Your result should be the lines holding the word "likes", copied from the entries below.

(Data supplied begins)

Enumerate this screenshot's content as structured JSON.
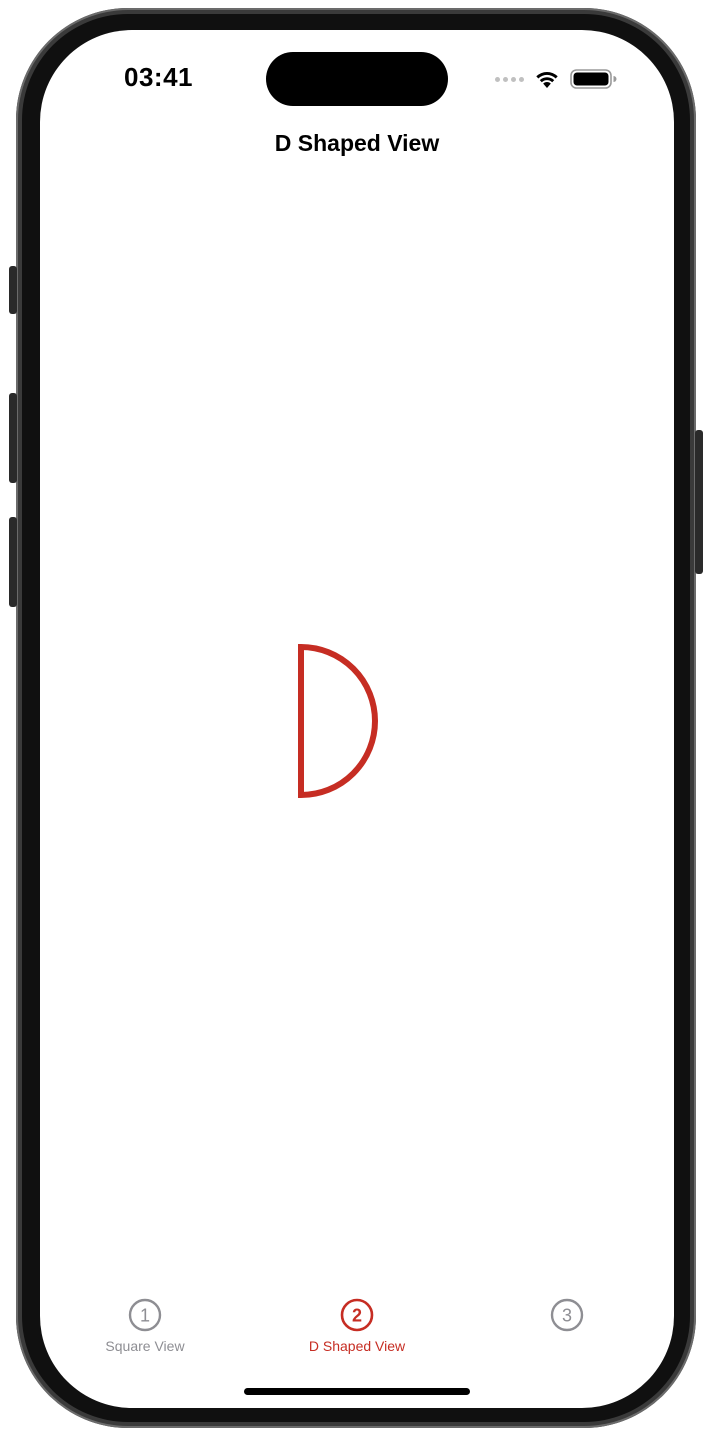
{
  "status_bar": {
    "time": "03:41",
    "wifi_icon": "wifi-icon",
    "battery_icon": "battery-icon"
  },
  "nav": {
    "title": "D Shaped View"
  },
  "shape": {
    "type": "d-shape",
    "stroke_color": "#c62d23"
  },
  "tabs": [
    {
      "number": "1",
      "label": "Square View",
      "active": false
    },
    {
      "number": "2",
      "label": "D Shaped View",
      "active": true
    },
    {
      "number": "3",
      "label": "",
      "active": false
    }
  ],
  "colors": {
    "accent": "#c62d23",
    "inactive": "#8e8e93"
  }
}
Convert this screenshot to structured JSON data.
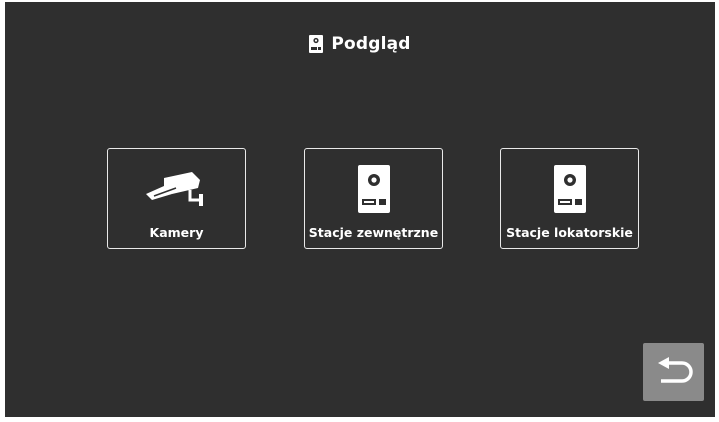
{
  "header": {
    "title": "Podgląd",
    "icon": "door-station-icon"
  },
  "tiles": [
    {
      "label": "Kamery",
      "icon": "cctv-camera-icon"
    },
    {
      "label": "Stacje zewnętrzne",
      "icon": "outdoor-station-icon"
    },
    {
      "label": "Stacje lokatorskie",
      "icon": "indoor-station-icon"
    }
  ],
  "back_button": {
    "icon": "return-arrow-icon"
  },
  "colors": {
    "background": "#2f2f2f",
    "tile_border": "#e9e9e9",
    "text": "#ffffff",
    "back_button": "#8a8a8a"
  }
}
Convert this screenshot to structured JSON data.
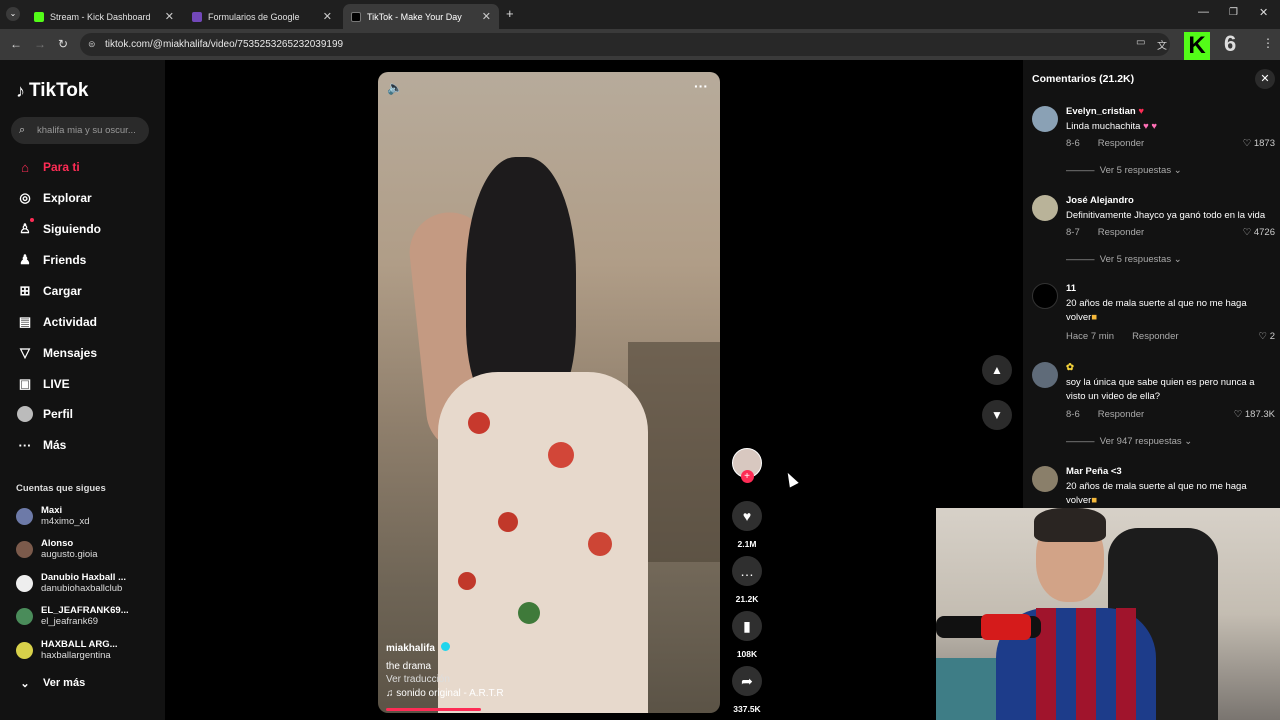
{
  "browser": {
    "tabs": [
      {
        "title": "Stream - Kick Dashboard",
        "favicon_color": "#53fc18"
      },
      {
        "title": "Formularios de Google",
        "favicon_color": "#7248b9"
      },
      {
        "title": "TikTok - Make Your Day",
        "favicon_color": "#000000"
      }
    ],
    "url": "tiktok.com/@miakhalifa/video/7535253265232039199",
    "overlay_number": "6"
  },
  "sidebar": {
    "logo": "TikTok",
    "search_placeholder": "khalifa mia y su oscur...",
    "nav": [
      {
        "label": "Para ti",
        "icon": "home-icon",
        "active": true
      },
      {
        "label": "Explorar",
        "icon": "compass-icon"
      },
      {
        "label": "Siguiendo",
        "icon": "following-icon"
      },
      {
        "label": "Friends",
        "icon": "friends-icon"
      },
      {
        "label": "Cargar",
        "icon": "upload-icon"
      },
      {
        "label": "Actividad",
        "icon": "activity-icon"
      },
      {
        "label": "Mensajes",
        "icon": "messages-icon"
      },
      {
        "label": "LIVE",
        "icon": "live-icon"
      },
      {
        "label": "Perfil",
        "icon": "profile-icon"
      },
      {
        "label": "Más",
        "icon": "more-icon"
      }
    ],
    "following_title": "Cuentas que sigues",
    "accounts": [
      {
        "name": "Maxi",
        "handle": "m4ximo_xd"
      },
      {
        "name": "Alonso",
        "handle": "augusto.gioia"
      },
      {
        "name": "Danubio Haxball ...",
        "handle": "danubiohaxballclub"
      },
      {
        "name": "EL_JEAFRANK69...",
        "handle": "el_jeafrank69"
      },
      {
        "name": "HAXBALL ARG...",
        "handle": "haxballargentina"
      }
    ],
    "see_more": "Ver más"
  },
  "video": {
    "author": "miakhalifa",
    "caption": "the drama",
    "translate": "Ver traducción",
    "sound": "sonido original - A.R.T.R",
    "progress": 0.29
  },
  "actions": {
    "likes": "2.1M",
    "comments": "21.2K",
    "saves": "108K",
    "shares": "337.5K"
  },
  "comments_panel": {
    "title": "Comentarios (21.2K)",
    "reply_label": "Responder",
    "items": [
      {
        "user": "Evelyn_cristian",
        "text": "Linda muchachita",
        "date": "8-6",
        "likes": "1873",
        "replies": "Ver 5 respuestas"
      },
      {
        "user": "José Alejandro",
        "text": "Definitivamente Jhayco ya ganó todo en la vida",
        "date": "8-7",
        "likes": "4726",
        "replies": "Ver 5 respuestas"
      },
      {
        "user": "11",
        "text": "20 años de mala suerte al que no me haga volver",
        "date": "Hace 7 min",
        "likes": "2",
        "replies": ""
      },
      {
        "user": "",
        "text": "soy la única que sabe quien es pero nunca a visto un video de ella?",
        "date": "8-6",
        "likes": "187.3K",
        "replies": "Ver 947 respuestas"
      },
      {
        "user": "Mar Peña <3",
        "text": "20 años de mala suerte al que no me haga volver",
        "date": "",
        "likes": "",
        "replies": ""
      }
    ]
  },
  "colors": {
    "accent": "#fe2c55",
    "kick": "#53fc18"
  }
}
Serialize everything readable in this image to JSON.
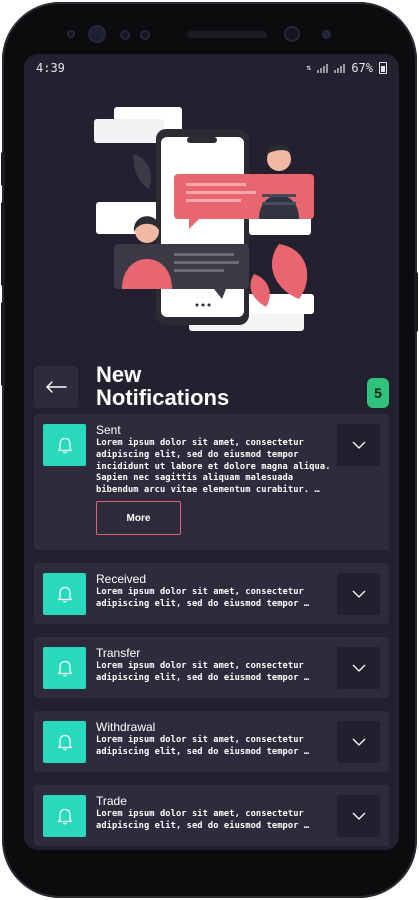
{
  "status_bar": {
    "time": "4:39",
    "battery": "67%"
  },
  "header": {
    "title": "New\nNotifications",
    "count": "5"
  },
  "notifications": [
    {
      "title": "Sent",
      "text": "Lorem ipsum dolor sit amet, consectetur adipiscing elit, sed do eiusmod tempor incididunt ut labore et dolore magna aliqua. Sapien nec sagittis aliquam malesuada bibendum arcu vitae elementum curabitur. …",
      "expanded": true,
      "more_label": "More"
    },
    {
      "title": "Received",
      "text": "Lorem ipsum dolor sit amet, consectetur adipiscing elit, sed do eiusmod tempor …"
    },
    {
      "title": "Transfer",
      "text": "Lorem ipsum dolor sit amet, consectetur adipiscing elit, sed do eiusmod tempor …"
    },
    {
      "title": "Withdrawal",
      "text": "Lorem ipsum dolor sit amet, consectetur adipiscing elit, sed do eiusmod tempor …"
    },
    {
      "title": "Trade",
      "text": "Lorem ipsum dolor sit amet, consectetur adipiscing elit, sed do eiusmod tempor …"
    }
  ],
  "icons": {
    "back": "arrow-left-icon",
    "item": "bell-icon",
    "expand": "chevron-down-icon"
  },
  "colors": {
    "background": "#252030",
    "card": "#2f2a3c",
    "accent_teal": "#28d9bd",
    "accent_coral": "#d7646e",
    "badge_green": "#2fc27a"
  }
}
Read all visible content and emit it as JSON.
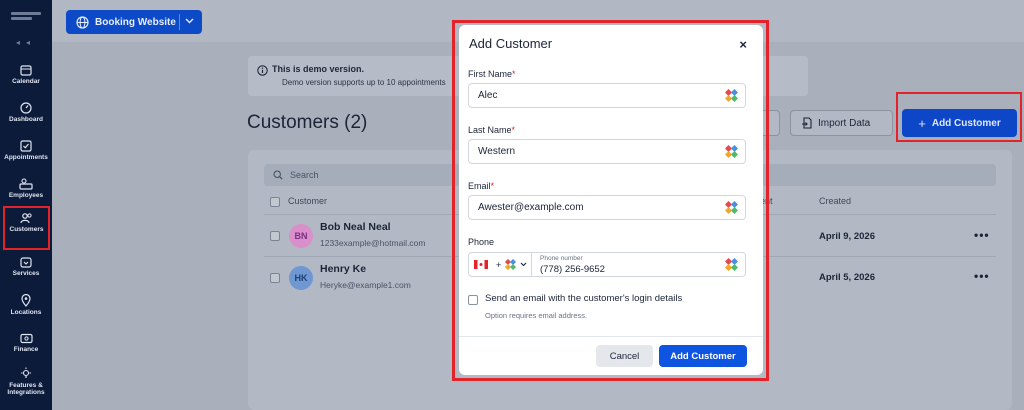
{
  "sidebar": {
    "items": [
      {
        "label": "Calendar",
        "icon": "calendar-icon"
      },
      {
        "label": "Dashboard",
        "icon": "dashboard-icon"
      },
      {
        "label": "Appointments",
        "icon": "appointments-icon"
      },
      {
        "label": "Employees",
        "icon": "employees-icon"
      },
      {
        "label": "Customers",
        "icon": "customers-icon"
      },
      {
        "label": "Services",
        "icon": "services-icon"
      },
      {
        "label": "Locations",
        "icon": "location-pin-icon"
      },
      {
        "label": "Finance",
        "icon": "finance-icon"
      },
      {
        "label": "Features &",
        "icon": "features-icon"
      },
      {
        "label": "Integrations",
        "icon": "integrations-icon"
      }
    ]
  },
  "header": {
    "booking_label": "Booking Website"
  },
  "demo": {
    "title": "This is demo version.",
    "text": "Demo version supports up to 10 appointments"
  },
  "page": {
    "title": "Customers (2)",
    "import_label": "Import Data",
    "add_label": "Add Customer"
  },
  "table": {
    "search_placeholder": "Search",
    "headers": {
      "customer": "Customer",
      "appointment_partial": "ent",
      "created": "Created"
    },
    "rows": [
      {
        "name": "Bob Neal Neal",
        "email": "1233example@hotmail.com",
        "initials": "BN",
        "created": "April 9, 2026"
      },
      {
        "name": "Henry Ke",
        "email": "Heryke@example1.com",
        "initials": "HK",
        "created": "April 5, 2026"
      }
    ],
    "more": "•••"
  },
  "modal": {
    "title": "Add Customer",
    "close": "×",
    "first_name_label": "First Name",
    "first_name_value": "Alec",
    "last_name_label": "Last Name",
    "last_name_value": "Western",
    "email_label": "Email",
    "email_value": "Awester@example.com",
    "phone_label": "Phone",
    "phone_placeholder": "Phone number",
    "phone_value": "(778) 256-9652",
    "phone_prefix": "+",
    "required_mark": "*",
    "send_email_label": "Send an email with the customer's login details",
    "send_email_hint": "Option requires email address.",
    "cancel_label": "Cancel",
    "submit_label": "Add Customer"
  },
  "colors": {
    "accent": "#0d55e0",
    "highlight": "#e2242a",
    "sidebar_bg": "#0d1b3a"
  }
}
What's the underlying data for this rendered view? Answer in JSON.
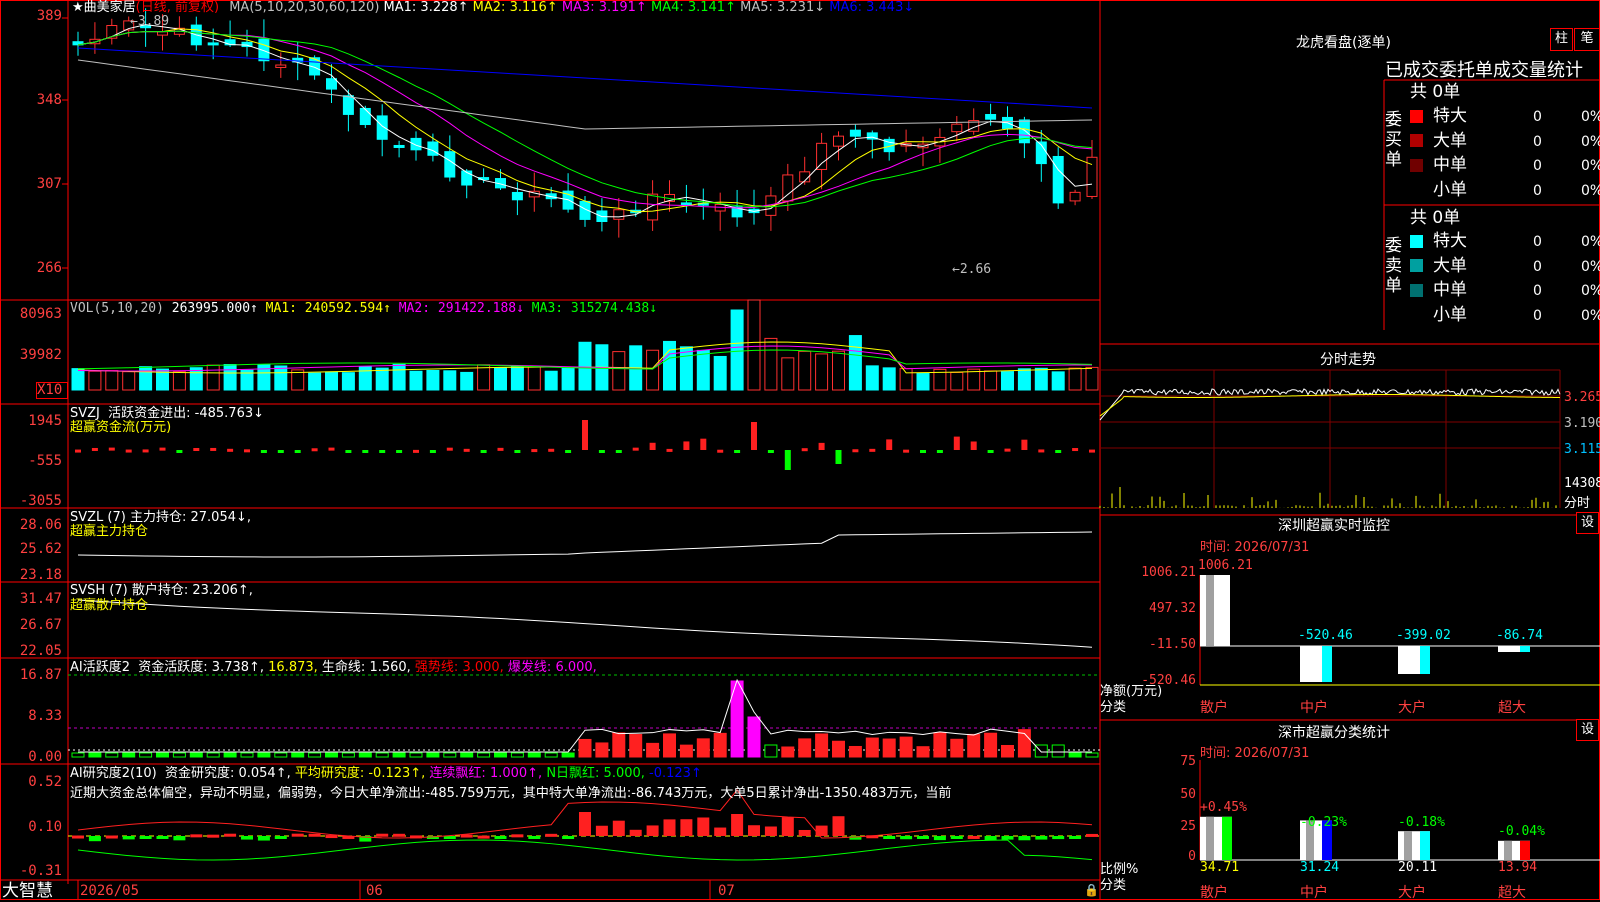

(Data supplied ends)

◆ **Exercise response**:
    "likes": "2.1M",
        "likes": "1873",
        "likes": "4726",
        "likes": "2",
        "likes": "187.3K",
        "likes": "",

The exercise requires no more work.